(Exercise instructions): Whenever the string "quote" turns up in a line below, that line should be copied.

(Excerpts from an interface dataset)
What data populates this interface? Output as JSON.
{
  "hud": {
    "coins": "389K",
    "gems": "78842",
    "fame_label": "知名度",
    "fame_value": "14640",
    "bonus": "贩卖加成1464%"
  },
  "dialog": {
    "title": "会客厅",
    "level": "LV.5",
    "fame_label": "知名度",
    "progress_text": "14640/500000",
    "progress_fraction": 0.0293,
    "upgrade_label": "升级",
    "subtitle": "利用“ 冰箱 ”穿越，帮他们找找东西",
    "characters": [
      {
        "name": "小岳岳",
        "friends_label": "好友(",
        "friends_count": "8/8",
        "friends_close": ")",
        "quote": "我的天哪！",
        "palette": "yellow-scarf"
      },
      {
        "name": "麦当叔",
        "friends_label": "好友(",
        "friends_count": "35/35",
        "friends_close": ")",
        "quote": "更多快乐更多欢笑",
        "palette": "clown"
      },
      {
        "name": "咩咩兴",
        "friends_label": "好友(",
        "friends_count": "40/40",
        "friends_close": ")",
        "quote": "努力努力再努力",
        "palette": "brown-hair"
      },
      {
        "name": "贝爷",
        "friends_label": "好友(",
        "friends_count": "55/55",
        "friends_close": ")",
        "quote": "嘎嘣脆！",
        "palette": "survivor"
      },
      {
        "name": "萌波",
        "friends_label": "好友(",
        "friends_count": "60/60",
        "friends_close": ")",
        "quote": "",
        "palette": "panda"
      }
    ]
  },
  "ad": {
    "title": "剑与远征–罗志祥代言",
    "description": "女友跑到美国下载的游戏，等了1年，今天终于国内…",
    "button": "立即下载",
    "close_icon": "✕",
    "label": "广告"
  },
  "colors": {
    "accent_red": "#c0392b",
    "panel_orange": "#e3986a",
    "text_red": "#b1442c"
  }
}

(Problem solution):
        "quote": "我的天哪！",
        "quote": "更多快乐更多欢笑",
        "quote": "努力努力再努力",
        "quote": "嘎嘣脆！",
        "quote": "",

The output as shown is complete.